The driver reached into his overalls pocket and pulled out a $20 bill.
He handed it to his girlfriend in the passenger seat and she passed it back to Ryan.
The driver said, “I know it ain’t much, but at least it’s somethin’ to help you get through.
We ain’t got much – it’s pretty much all we have.”
Ryan and Bequita thanked the Okies profusely and gave them hugs.
Bequita cried when she witnessed their tender mercy flowing from their kind,
Ryan then inquired: “Do you know anywhere where we could stay for the night?
We are lost and helpless out here.” Becky began to sob pitifully again.
“Don’chall worry none,” the driver responded.
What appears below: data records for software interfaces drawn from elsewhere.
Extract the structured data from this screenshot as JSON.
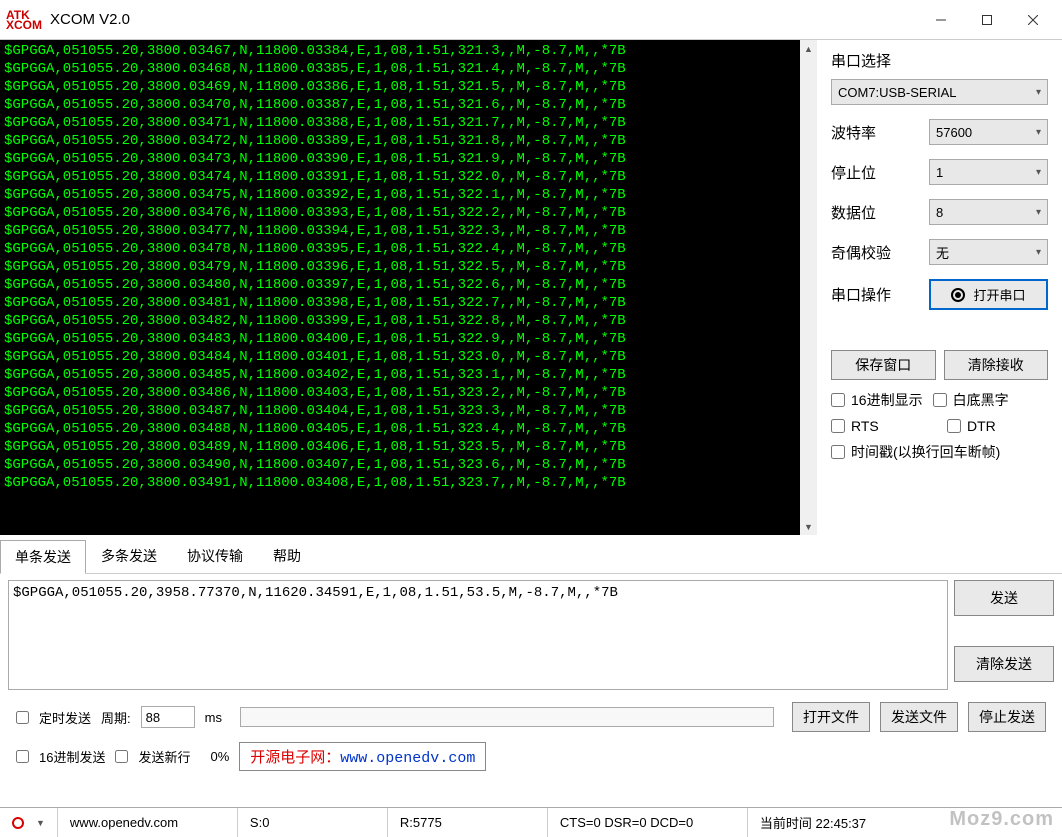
{
  "window": {
    "title": "XCOM V2.0",
    "logo_top": "ATK",
    "logo_bottom": "XCOM"
  },
  "terminal_lines": [
    "$GPGGA,051055.20,3800.03467,N,11800.03384,E,1,08,1.51,321.3,,M,-8.7,M,,*7B",
    "$GPGGA,051055.20,3800.03468,N,11800.03385,E,1,08,1.51,321.4,,M,-8.7,M,,*7B",
    "$GPGGA,051055.20,3800.03469,N,11800.03386,E,1,08,1.51,321.5,,M,-8.7,M,,*7B",
    "$GPGGA,051055.20,3800.03470,N,11800.03387,E,1,08,1.51,321.6,,M,-8.7,M,,*7B",
    "$GPGGA,051055.20,3800.03471,N,11800.03388,E,1,08,1.51,321.7,,M,-8.7,M,,*7B",
    "$GPGGA,051055.20,3800.03472,N,11800.03389,E,1,08,1.51,321.8,,M,-8.7,M,,*7B",
    "$GPGGA,051055.20,3800.03473,N,11800.03390,E,1,08,1.51,321.9,,M,-8.7,M,,*7B",
    "$GPGGA,051055.20,3800.03474,N,11800.03391,E,1,08,1.51,322.0,,M,-8.7,M,,*7B",
    "$GPGGA,051055.20,3800.03475,N,11800.03392,E,1,08,1.51,322.1,,M,-8.7,M,,*7B",
    "$GPGGA,051055.20,3800.03476,N,11800.03393,E,1,08,1.51,322.2,,M,-8.7,M,,*7B",
    "$GPGGA,051055.20,3800.03477,N,11800.03394,E,1,08,1.51,322.3,,M,-8.7,M,,*7B",
    "$GPGGA,051055.20,3800.03478,N,11800.03395,E,1,08,1.51,322.4,,M,-8.7,M,,*7B",
    "$GPGGA,051055.20,3800.03479,N,11800.03396,E,1,08,1.51,322.5,,M,-8.7,M,,*7B",
    "$GPGGA,051055.20,3800.03480,N,11800.03397,E,1,08,1.51,322.6,,M,-8.7,M,,*7B",
    "$GPGGA,051055.20,3800.03481,N,11800.03398,E,1,08,1.51,322.7,,M,-8.7,M,,*7B",
    "$GPGGA,051055.20,3800.03482,N,11800.03399,E,1,08,1.51,322.8,,M,-8.7,M,,*7B",
    "$GPGGA,051055.20,3800.03483,N,11800.03400,E,1,08,1.51,322.9,,M,-8.7,M,,*7B",
    "$GPGGA,051055.20,3800.03484,N,11800.03401,E,1,08,1.51,323.0,,M,-8.7,M,,*7B",
    "$GPGGA,051055.20,3800.03485,N,11800.03402,E,1,08,1.51,323.1,,M,-8.7,M,,*7B",
    "$GPGGA,051055.20,3800.03486,N,11800.03403,E,1,08,1.51,323.2,,M,-8.7,M,,*7B",
    "$GPGGA,051055.20,3800.03487,N,11800.03404,E,1,08,1.51,323.3,,M,-8.7,M,,*7B",
    "$GPGGA,051055.20,3800.03488,N,11800.03405,E,1,08,1.51,323.4,,M,-8.7,M,,*7B",
    "$GPGGA,051055.20,3800.03489,N,11800.03406,E,1,08,1.51,323.5,,M,-8.7,M,,*7B",
    "$GPGGA,051055.20,3800.03490,N,11800.03407,E,1,08,1.51,323.6,,M,-8.7,M,,*7B",
    "$GPGGA,051055.20,3800.03491,N,11800.03408,E,1,08,1.51,323.7,,M,-8.7,M,,*7B"
  ],
  "sidebar": {
    "port_select_label": "串口选择",
    "port_value": "COM7:USB-SERIAL",
    "baud": {
      "label": "波特率",
      "value": "57600"
    },
    "stop": {
      "label": "停止位",
      "value": "1"
    },
    "data": {
      "label": "数据位",
      "value": "8"
    },
    "parity": {
      "label": "奇偶校验",
      "value": "无"
    },
    "operation": {
      "label": "串口操作",
      "button": "打开串口"
    },
    "save_window": "保存窗口",
    "clear_receive": "清除接收",
    "hex_display": "16进制显示",
    "white_bg": "白底黑字",
    "rts": "RTS",
    "dtr": "DTR",
    "timestamp": "时间戳(以换行回车断帧)"
  },
  "tabs": [
    "单条发送",
    "多条发送",
    "协议传输",
    "帮助"
  ],
  "send": {
    "text": "$GPGGA,051055.20,3958.77370,N,11620.34591,E,1,08,1.51,53.5,M,-8.7,M,,*7B",
    "send_btn": "发送",
    "clear_btn": "清除发送"
  },
  "options": {
    "timed_send": "定时发送",
    "period_label": "周期:",
    "period_value": "88",
    "period_unit": "ms",
    "open_file": "打开文件",
    "send_file": "发送文件",
    "stop_send": "停止发送",
    "hex_send": "16进制发送",
    "send_newline": "发送新行",
    "progress_pct": "0%",
    "link_cn": "开源电子网：",
    "link_url": "www.openedv.com"
  },
  "status": {
    "url": "www.openedv.com",
    "s": "S:0",
    "r": "R:5775",
    "signals": "CTS=0 DSR=0 DCD=0",
    "time_label": "当前时间 22:45:37"
  },
  "watermark": "Moz9.com"
}
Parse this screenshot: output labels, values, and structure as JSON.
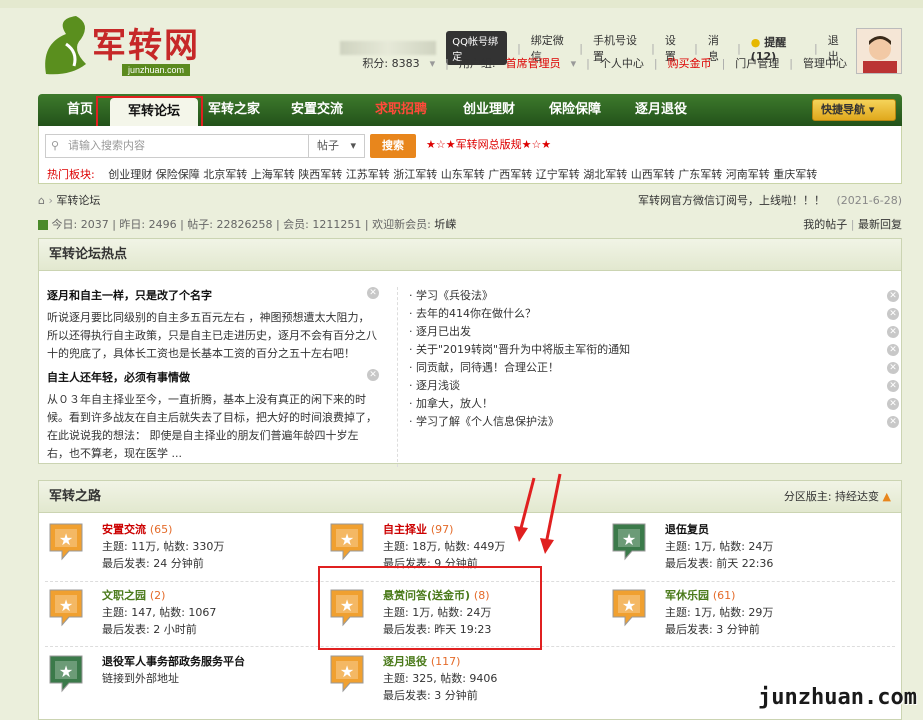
{
  "logo": {
    "brand": "军转网",
    "domain": "junzhuan.com"
  },
  "userbar": {
    "qq": "QQ帐号绑定",
    "links": [
      "绑定微信",
      "手机号设置",
      "设置",
      "消息",
      "提醒(12)",
      "退出"
    ],
    "points": "积分: 8383",
    "usergroup_label": "用户组:",
    "usergroup": "首席管理员",
    "links2": [
      "个人中心",
      "购买金币",
      "门户管理",
      "管理中心"
    ]
  },
  "nav": {
    "items": [
      "首页",
      "军转论坛",
      "军转之家",
      "安置交流",
      "求职招聘",
      "创业理财",
      "保险保障",
      "逐月退役"
    ],
    "quick": "快捷导航"
  },
  "search": {
    "placeholder": "请输入搜索内容",
    "select": "帖子",
    "button": "搜索",
    "promo": "★☆★军转网总版规★☆★"
  },
  "hot": {
    "label": "热门板块:",
    "items": [
      "创业理财",
      "保险保障",
      "北京军转",
      "上海军转",
      "陕西军转",
      "江苏军转",
      "浙江军转",
      "山东军转",
      "广西军转",
      "辽宁军转",
      "湖北军转",
      "山西军转",
      "广东军转",
      "河南军转",
      "重庆军转"
    ]
  },
  "crumb": {
    "home": "军转论坛",
    "notice": "军转网官方微信订阅号，上线啦！！！",
    "date": "(2021-6-28)"
  },
  "stats": {
    "text": "今日: 2037 | 昨日: 2496 | 帖子: 22826258 | 会员: 1211251 | 欢迎新会员: ",
    "newmember": "圻嵘",
    "mine": "我的帖子",
    "latest": "最新回复"
  },
  "hotpanel": {
    "title": "军转论坛热点",
    "p1": {
      "title": "逐月和自主一样，只是改了个名字",
      "body": "听说逐月要比同级别的自主多五百元左右 ，神图预想遭太大阻力，所以还得执行自主政策，只是自主已走进历史，逐月不会有百分之八十的兜底了，具体长工资也是长基本工资的百分之五十左右吧！"
    },
    "p2": {
      "title": "自主人还年轻，必须有事情做",
      "body": "从０３年自主择业至今，一直折腾，基本上没有真正的闲下来的时候。看到许多战友在自主后就失去了目标，把大好的时间浪费掉了，在此说说我的想法： 即使是自主择业的朋友们普遍年龄四十岁左右，也不算老，现在医学 ..."
    },
    "list": [
      "学习《兵役法》",
      "去年的414你在做什么？",
      "逐月已出发",
      "关于\"2019转岗\"晋升为中将版主军衔的通知",
      "同贡献，同待遇！合理公正！",
      "逐月浅谈",
      "加拿大，放人！",
      "学习了解《个人信息保护法》"
    ]
  },
  "road": {
    "title": "军转之路",
    "moderator": "分区版主: 持经达变",
    "forums": [
      {
        "name": "安置交流",
        "count": "(65)",
        "l1": "主题: 11万, 帖数: 330万",
        "l2": "最后发表: 24 分钟前",
        "red": true
      },
      {
        "name": "自主择业",
        "count": "(97)",
        "l1": "主题: 18万, 帖数: 449万",
        "l2": "最后发表: 9 分钟前",
        "red": true
      },
      {
        "name": "退伍复员",
        "count": "",
        "l1": "主题: 1万, 帖数: 24万",
        "l2": "最后发表: 前天 22:36",
        "red": false
      },
      {
        "name": "文职之园",
        "count": "(2)",
        "l1": "主题: 147, 帖数: 1067",
        "l2": "最后发表: 2 小时前",
        "red": false
      },
      {
        "name": "悬赏问答(送金币)",
        "count": "(8)",
        "l1": "主题: 1万, 帖数: 24万",
        "l2": "最后发表: 昨天 19:23",
        "red": false
      },
      {
        "name": "军休乐园",
        "count": "(61)",
        "l1": "主题: 1万, 帖数: 29万",
        "l2": "最后发表: 3 分钟前",
        "red": false
      },
      {
        "name": "退役军人事务部政务服务平台",
        "count": "",
        "l1": "链接到外部地址",
        "l2": "",
        "red": false
      },
      {
        "name": "逐月退役",
        "count": "(117)",
        "l1": "主题: 325, 帖数: 9406",
        "l2": "最后发表: 3 分钟前",
        "red": false
      }
    ]
  },
  "watermark": "junzhuan.com",
  "colors": {
    "nav": "#2f6b22",
    "accent": "#e8861c",
    "red": "#d00000"
  }
}
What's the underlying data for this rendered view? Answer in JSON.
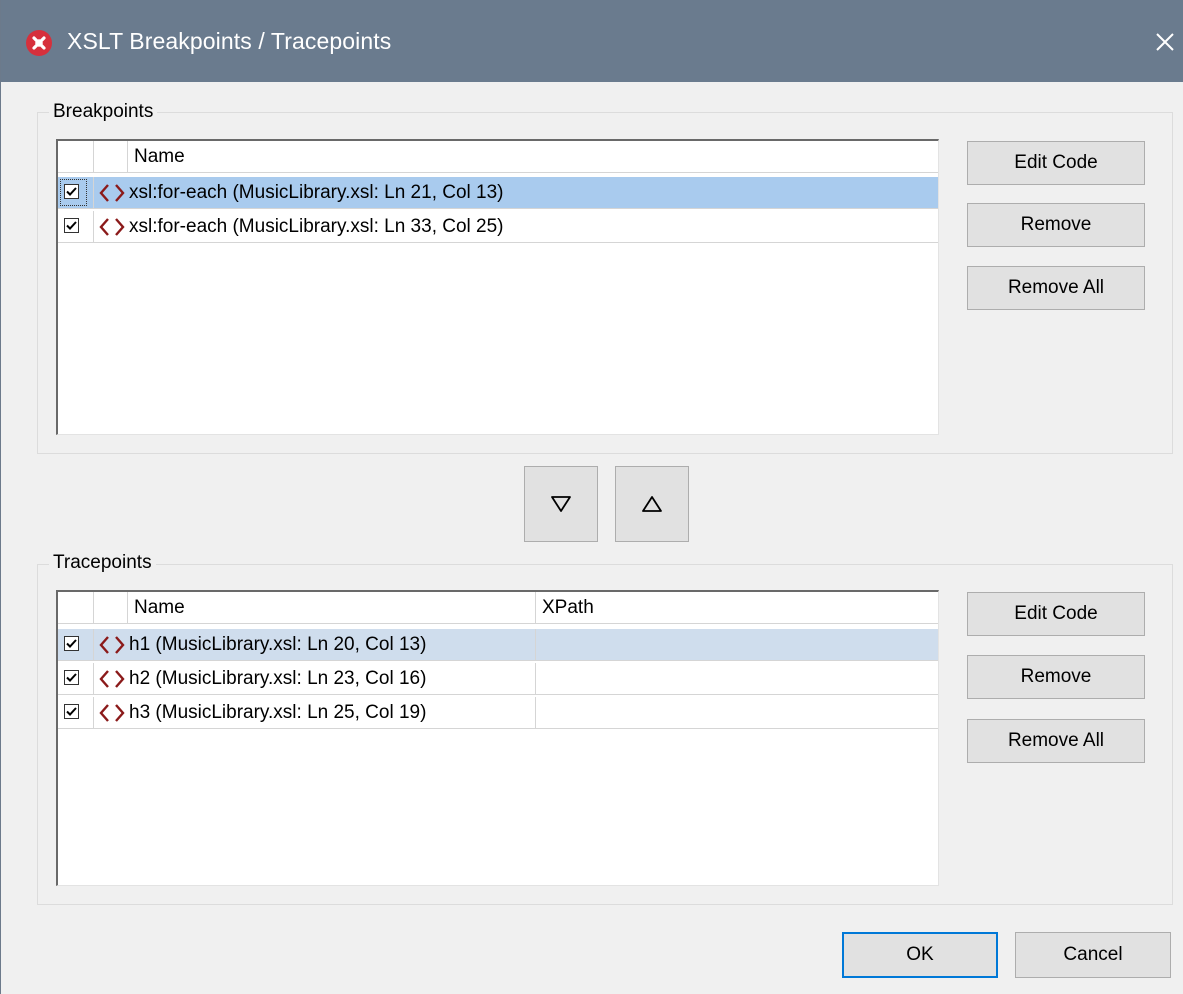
{
  "window": {
    "title": "XSLT Breakpoints / Tracepoints",
    "app_icon": "altova-x-icon",
    "close_icon": "close-icon"
  },
  "breakpoints": {
    "label": "Breakpoints",
    "columns": [
      "",
      "",
      "Name"
    ],
    "rows": [
      {
        "checked": true,
        "icon": "xml-tag-icon",
        "name": "xsl:for-each  (MusicLibrary.xsl: Ln 21, Col 13)",
        "selected": true
      },
      {
        "checked": true,
        "icon": "xml-tag-icon",
        "name": "xsl:for-each  (MusicLibrary.xsl: Ln 33, Col 25)",
        "selected": false
      }
    ],
    "buttons": {
      "edit_code": "Edit Code",
      "remove": "Remove",
      "remove_all": "Remove All"
    }
  },
  "move": {
    "down_icon": "triangle-down-icon",
    "up_icon": "triangle-up-icon"
  },
  "tracepoints": {
    "label": "Tracepoints",
    "columns": [
      "",
      "",
      "Name",
      "XPath"
    ],
    "rows": [
      {
        "checked": true,
        "icon": "xml-tag-icon",
        "name": "h1  (MusicLibrary.xsl: Ln 20, Col 13)",
        "xpath": "",
        "selected": true
      },
      {
        "checked": true,
        "icon": "xml-tag-icon",
        "name": "h2  (MusicLibrary.xsl: Ln 23, Col 16)",
        "xpath": "",
        "selected": false
      },
      {
        "checked": true,
        "icon": "xml-tag-icon",
        "name": "h3  (MusicLibrary.xsl: Ln 25, Col 19)",
        "xpath": "",
        "selected": false
      }
    ],
    "buttons": {
      "edit_code": "Edit Code",
      "remove": "Remove",
      "remove_all": "Remove All"
    }
  },
  "footer": {
    "ok": "OK",
    "cancel": "Cancel"
  },
  "colors": {
    "titlebar": "#6a7b8e",
    "selection_active": "#a9cbee",
    "selection_inactive": "#cfdded",
    "tag_icon": "#8b1a1a",
    "default_button_border": "#0078d7"
  }
}
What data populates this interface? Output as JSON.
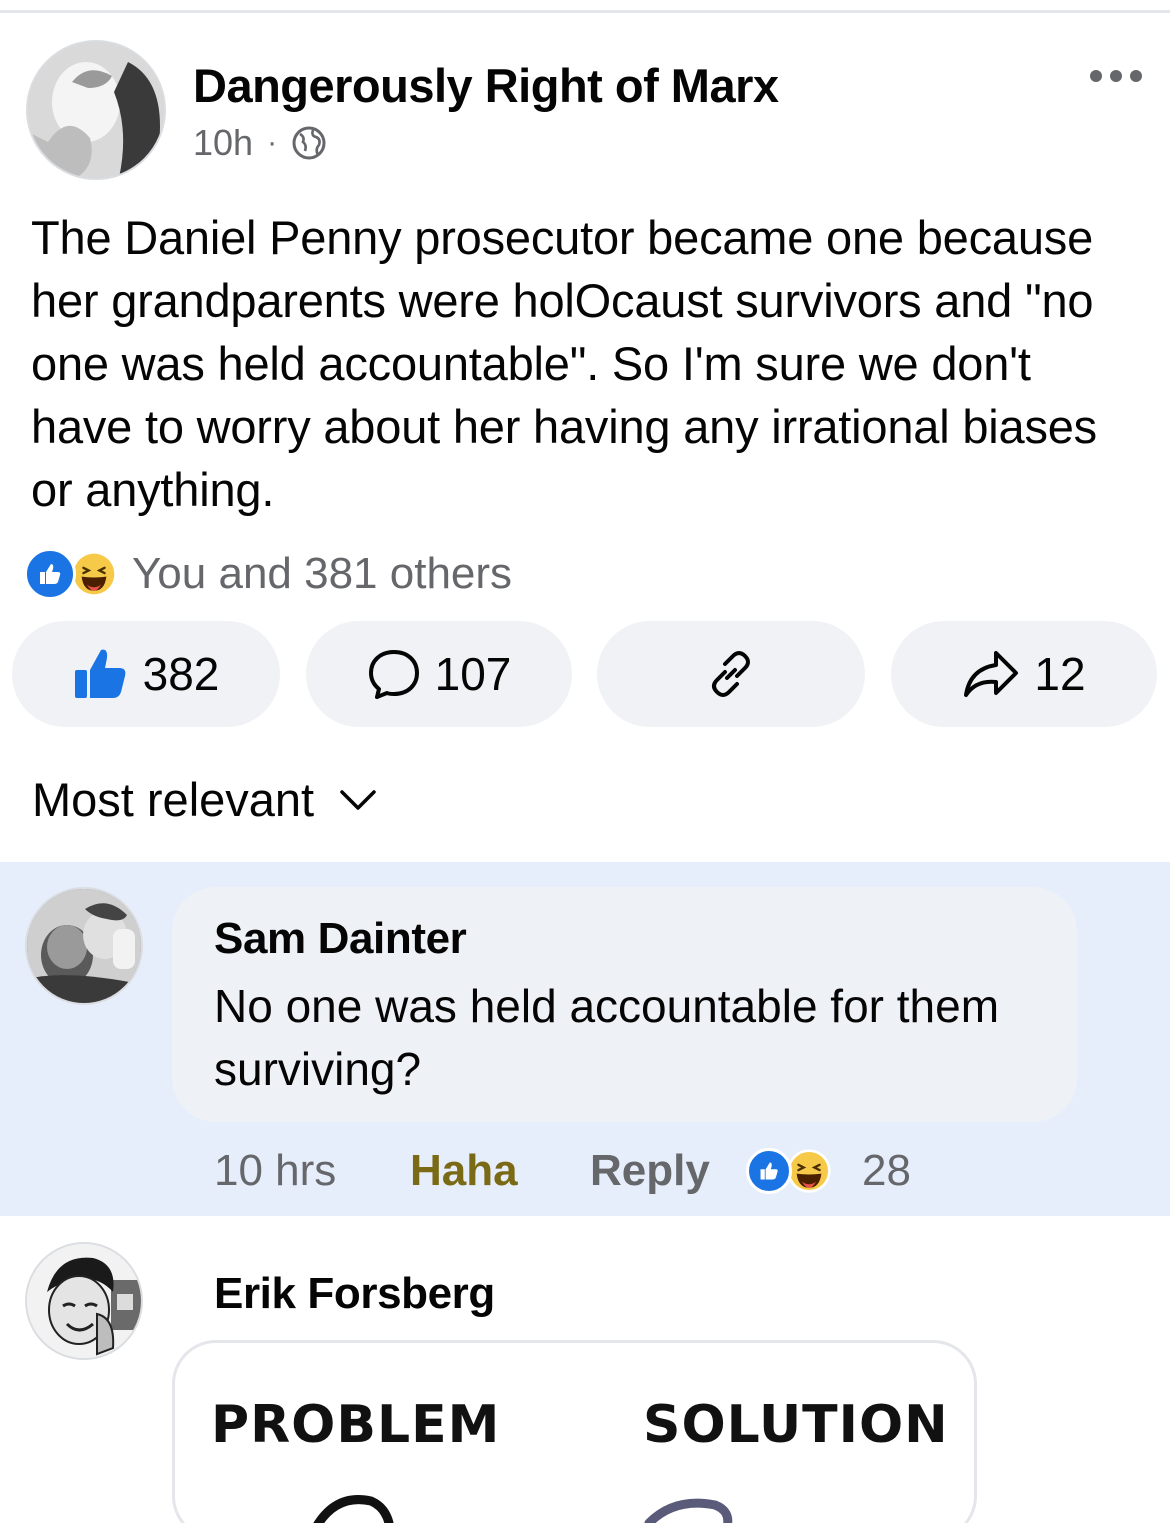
{
  "post": {
    "author": "Dangerously Right of Marx",
    "time": "10h",
    "separator": "·",
    "privacy_icon": "globe-icon",
    "more_icon": "more-options-icon",
    "text": "The Daniel Penny prosecutor became one because her grandparents were holOcaust survivors and \"no one was held accountable\".  So I'm sure we don't have to worry about her having any irrational biases or anything.",
    "reaction_summary": "You and 381 others",
    "reaction_icons": [
      "like-icon",
      "haha-icon"
    ]
  },
  "actions": {
    "like_count": "382",
    "comment_count": "107",
    "share_count": "12"
  },
  "sort": {
    "label": "Most relevant"
  },
  "comments": [
    {
      "author": "Sam Dainter",
      "text": "No one was held accountable for them surviving?",
      "time": "10 hrs",
      "reaction_label": "Haha",
      "reply_label": "Reply",
      "reaction_count": "28"
    },
    {
      "author": "Erik Forsberg",
      "image_labels": [
        "PROBLEM",
        "SOLUTION"
      ]
    }
  ],
  "colors": {
    "accent": "#1b74e4",
    "haha_label": "#7a6a16",
    "highlight_bg": "#e7eefb",
    "pill_bg": "#f0f2f5",
    "muted_text": "#65676b"
  }
}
“We will take you straight to the Hollywood mission and drop you off, and tomorrow
morning, we will come back and pick you up and take you to get your money or do
whatever else you have to do.”
The battered old Ford wagon – jammed elbow to elbow with people – pulled to a halt
outside of a plain white building behind a storefront in North Hollywood.
The Okies assisted the ailing couple by carrying their stuff and their cats into the
Then they warmly and tightly hugged the grateful, appreciative Ryan and Bequita.
Inside the nondescript old building, the cats were an immediate hit with the shelter’s
inhabitants and workers. They loved those cats so much.
They took the cats out of their cage, petted, fed and watered them, and let them roam
around the big storage room, so their kids could play with them.
Tears of joy, relief and thanks poured down the faces of Bequita and Ryan.
They felt it was a succession of miracles from Jesus that was saving them from utter
Bequita said, “I want to give thanks to Our Lord Jesus Christ for saving us from death.”
She clasped her hands in prayer as her tears rolled down her cheeks.
(Continued in Chapter 26)